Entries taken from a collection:
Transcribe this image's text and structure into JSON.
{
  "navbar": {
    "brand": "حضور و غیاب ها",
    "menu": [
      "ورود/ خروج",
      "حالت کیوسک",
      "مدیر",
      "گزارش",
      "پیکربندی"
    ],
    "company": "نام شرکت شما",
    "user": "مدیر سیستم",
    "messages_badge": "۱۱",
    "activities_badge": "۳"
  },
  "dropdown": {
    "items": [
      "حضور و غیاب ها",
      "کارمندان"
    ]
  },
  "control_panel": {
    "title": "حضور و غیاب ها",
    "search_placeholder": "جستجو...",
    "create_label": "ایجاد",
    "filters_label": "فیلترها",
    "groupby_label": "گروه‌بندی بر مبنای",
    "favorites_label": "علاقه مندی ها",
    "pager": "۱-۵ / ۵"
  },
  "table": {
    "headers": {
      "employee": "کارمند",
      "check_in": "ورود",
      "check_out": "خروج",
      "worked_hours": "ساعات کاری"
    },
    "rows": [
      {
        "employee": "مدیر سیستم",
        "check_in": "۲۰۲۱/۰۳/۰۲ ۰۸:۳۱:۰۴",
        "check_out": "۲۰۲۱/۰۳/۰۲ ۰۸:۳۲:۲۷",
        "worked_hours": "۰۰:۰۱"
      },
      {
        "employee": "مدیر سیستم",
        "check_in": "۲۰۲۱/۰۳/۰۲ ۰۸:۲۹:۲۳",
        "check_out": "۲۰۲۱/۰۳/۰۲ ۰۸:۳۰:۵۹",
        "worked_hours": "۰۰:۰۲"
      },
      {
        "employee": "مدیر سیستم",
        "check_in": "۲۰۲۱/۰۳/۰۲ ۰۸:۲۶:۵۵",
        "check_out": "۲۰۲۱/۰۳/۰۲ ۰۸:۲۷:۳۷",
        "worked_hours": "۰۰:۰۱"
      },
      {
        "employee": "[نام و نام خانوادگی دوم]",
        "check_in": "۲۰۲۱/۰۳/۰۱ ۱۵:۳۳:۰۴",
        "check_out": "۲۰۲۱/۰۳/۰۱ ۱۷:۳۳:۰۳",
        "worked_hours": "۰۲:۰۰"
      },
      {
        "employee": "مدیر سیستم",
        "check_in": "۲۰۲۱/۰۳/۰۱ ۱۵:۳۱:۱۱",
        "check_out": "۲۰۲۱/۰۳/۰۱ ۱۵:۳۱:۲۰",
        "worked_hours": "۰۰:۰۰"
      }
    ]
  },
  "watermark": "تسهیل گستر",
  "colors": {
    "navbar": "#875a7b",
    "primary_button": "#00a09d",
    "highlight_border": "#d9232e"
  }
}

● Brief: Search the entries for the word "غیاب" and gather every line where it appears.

● Answer below:
    "brand": "حضور و غیاب ها",
      "حضور و غیاب ها",
    "title": "حضور و غیاب ها",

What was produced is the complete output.